▸ **Try it**
Go through the records below and count every line containing "JSON". Reply with the count alone.

▸ **Exercise inputs**
- Opening Delimiter -

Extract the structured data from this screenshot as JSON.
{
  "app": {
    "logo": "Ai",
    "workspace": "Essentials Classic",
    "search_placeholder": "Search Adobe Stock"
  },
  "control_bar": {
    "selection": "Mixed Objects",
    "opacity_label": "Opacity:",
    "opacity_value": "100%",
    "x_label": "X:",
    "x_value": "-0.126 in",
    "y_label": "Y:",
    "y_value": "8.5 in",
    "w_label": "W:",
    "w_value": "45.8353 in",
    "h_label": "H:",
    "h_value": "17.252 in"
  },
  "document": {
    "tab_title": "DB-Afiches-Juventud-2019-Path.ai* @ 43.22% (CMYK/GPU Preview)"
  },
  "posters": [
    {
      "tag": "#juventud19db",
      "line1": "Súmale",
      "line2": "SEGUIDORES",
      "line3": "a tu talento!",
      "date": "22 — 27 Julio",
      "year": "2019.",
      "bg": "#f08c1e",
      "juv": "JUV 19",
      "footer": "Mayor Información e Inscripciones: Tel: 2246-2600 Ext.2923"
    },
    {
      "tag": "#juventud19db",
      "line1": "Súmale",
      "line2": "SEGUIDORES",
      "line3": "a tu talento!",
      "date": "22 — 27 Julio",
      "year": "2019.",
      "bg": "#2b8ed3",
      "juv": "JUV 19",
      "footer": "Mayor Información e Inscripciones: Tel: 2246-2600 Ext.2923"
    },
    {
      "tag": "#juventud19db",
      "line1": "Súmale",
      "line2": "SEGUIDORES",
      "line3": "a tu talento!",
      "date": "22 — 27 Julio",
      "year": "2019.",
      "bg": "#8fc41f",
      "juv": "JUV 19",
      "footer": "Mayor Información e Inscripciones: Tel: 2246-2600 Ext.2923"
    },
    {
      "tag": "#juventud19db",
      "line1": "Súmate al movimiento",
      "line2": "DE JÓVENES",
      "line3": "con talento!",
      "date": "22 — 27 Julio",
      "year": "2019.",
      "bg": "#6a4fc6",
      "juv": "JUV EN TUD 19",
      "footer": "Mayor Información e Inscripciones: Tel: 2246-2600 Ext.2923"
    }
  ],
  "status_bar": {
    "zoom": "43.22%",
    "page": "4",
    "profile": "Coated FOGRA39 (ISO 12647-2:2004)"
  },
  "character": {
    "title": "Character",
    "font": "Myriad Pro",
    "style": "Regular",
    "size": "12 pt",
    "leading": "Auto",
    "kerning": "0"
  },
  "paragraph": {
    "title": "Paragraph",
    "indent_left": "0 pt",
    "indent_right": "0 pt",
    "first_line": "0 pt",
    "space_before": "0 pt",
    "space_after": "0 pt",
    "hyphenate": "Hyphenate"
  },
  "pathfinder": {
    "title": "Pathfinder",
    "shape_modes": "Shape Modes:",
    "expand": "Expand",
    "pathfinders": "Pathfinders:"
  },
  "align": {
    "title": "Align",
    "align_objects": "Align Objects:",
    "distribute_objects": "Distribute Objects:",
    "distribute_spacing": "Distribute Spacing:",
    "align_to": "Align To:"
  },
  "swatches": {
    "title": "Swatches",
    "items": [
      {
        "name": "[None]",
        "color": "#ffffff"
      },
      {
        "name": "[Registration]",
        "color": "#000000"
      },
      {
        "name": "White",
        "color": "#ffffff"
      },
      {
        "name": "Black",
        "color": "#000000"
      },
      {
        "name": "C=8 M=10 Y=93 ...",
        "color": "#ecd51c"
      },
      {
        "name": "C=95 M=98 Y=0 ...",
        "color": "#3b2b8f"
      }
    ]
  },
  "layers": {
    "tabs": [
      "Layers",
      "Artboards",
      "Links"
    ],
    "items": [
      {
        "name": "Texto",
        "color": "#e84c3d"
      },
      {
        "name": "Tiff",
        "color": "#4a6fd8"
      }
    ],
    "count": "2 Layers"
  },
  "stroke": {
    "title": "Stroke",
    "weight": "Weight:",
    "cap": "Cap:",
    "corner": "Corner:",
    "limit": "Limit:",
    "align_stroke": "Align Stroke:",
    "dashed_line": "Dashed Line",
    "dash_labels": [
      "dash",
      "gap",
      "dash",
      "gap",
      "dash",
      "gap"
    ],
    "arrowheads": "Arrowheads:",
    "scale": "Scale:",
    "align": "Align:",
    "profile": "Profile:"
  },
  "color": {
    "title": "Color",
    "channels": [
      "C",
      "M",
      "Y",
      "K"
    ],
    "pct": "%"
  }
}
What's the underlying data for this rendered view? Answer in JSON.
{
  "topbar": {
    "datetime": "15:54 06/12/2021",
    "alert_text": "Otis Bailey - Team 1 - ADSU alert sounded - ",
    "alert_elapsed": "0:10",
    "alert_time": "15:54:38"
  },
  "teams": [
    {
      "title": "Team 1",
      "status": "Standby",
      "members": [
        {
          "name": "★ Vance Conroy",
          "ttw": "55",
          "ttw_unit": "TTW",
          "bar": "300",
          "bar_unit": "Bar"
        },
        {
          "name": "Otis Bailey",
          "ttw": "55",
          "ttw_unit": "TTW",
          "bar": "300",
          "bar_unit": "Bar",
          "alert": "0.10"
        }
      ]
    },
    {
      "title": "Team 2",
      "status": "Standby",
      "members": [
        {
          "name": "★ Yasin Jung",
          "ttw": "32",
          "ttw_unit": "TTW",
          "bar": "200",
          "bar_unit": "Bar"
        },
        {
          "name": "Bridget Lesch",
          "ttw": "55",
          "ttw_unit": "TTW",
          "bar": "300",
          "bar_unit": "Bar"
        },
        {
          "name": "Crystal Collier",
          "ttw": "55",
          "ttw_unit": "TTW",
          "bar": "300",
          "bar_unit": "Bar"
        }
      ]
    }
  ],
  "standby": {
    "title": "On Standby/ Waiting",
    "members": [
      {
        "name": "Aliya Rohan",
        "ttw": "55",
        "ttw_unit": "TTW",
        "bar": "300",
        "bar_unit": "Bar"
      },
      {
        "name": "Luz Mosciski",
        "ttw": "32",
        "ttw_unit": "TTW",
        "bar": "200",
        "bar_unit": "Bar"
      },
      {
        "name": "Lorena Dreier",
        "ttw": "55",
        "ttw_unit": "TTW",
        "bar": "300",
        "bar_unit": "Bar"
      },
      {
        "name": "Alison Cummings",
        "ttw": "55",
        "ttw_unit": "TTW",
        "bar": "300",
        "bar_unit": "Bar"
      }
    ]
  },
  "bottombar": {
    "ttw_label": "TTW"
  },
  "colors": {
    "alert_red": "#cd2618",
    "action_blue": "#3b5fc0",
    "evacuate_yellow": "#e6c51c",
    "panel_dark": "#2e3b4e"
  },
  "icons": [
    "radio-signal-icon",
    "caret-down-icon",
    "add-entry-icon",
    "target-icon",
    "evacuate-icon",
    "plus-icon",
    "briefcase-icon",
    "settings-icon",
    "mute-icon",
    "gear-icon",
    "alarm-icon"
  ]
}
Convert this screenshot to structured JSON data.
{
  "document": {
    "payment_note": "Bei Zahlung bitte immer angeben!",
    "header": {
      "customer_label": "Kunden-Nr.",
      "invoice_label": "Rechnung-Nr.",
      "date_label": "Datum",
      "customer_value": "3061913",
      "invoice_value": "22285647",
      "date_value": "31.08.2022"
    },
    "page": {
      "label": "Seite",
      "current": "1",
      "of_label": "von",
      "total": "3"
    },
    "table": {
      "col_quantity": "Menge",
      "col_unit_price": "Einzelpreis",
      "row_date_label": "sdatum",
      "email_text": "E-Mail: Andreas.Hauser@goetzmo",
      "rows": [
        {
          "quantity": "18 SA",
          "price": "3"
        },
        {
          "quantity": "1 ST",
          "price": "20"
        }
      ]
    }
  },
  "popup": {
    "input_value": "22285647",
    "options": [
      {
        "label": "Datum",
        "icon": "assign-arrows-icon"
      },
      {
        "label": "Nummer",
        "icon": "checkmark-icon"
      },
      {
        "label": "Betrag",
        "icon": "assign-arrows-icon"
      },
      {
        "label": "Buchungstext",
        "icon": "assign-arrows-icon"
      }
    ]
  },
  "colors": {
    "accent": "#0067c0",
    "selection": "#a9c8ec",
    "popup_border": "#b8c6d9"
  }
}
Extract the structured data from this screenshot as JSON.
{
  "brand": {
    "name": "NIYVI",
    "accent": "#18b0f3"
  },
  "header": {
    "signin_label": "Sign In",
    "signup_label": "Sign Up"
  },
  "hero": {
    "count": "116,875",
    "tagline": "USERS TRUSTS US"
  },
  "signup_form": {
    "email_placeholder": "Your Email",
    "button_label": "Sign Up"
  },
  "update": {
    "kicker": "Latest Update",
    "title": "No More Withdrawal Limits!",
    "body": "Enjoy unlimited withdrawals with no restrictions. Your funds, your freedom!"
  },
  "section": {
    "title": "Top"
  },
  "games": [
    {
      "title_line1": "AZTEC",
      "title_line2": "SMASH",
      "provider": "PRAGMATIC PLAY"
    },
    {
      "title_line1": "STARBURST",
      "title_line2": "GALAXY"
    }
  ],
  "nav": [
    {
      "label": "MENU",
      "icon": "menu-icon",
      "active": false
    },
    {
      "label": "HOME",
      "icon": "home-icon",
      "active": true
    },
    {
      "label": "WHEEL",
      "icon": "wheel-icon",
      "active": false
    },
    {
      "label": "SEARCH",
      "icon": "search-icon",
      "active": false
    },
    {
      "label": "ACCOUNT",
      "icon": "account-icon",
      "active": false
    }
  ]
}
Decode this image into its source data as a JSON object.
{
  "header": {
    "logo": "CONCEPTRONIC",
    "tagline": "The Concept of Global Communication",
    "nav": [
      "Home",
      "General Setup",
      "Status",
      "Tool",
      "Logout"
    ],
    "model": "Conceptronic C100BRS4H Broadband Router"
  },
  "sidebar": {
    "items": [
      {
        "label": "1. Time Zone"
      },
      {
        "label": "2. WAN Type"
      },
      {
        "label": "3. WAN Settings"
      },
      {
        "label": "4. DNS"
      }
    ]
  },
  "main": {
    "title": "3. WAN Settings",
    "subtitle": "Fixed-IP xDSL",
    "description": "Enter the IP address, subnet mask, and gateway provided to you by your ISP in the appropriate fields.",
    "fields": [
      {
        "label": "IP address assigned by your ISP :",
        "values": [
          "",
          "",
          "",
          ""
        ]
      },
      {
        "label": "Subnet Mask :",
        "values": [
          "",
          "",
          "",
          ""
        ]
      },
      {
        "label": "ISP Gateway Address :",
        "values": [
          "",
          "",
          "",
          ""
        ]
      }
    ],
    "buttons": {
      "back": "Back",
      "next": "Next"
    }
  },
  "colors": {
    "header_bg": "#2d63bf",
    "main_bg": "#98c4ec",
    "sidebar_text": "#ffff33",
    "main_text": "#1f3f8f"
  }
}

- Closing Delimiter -

▸ **Answer box**
5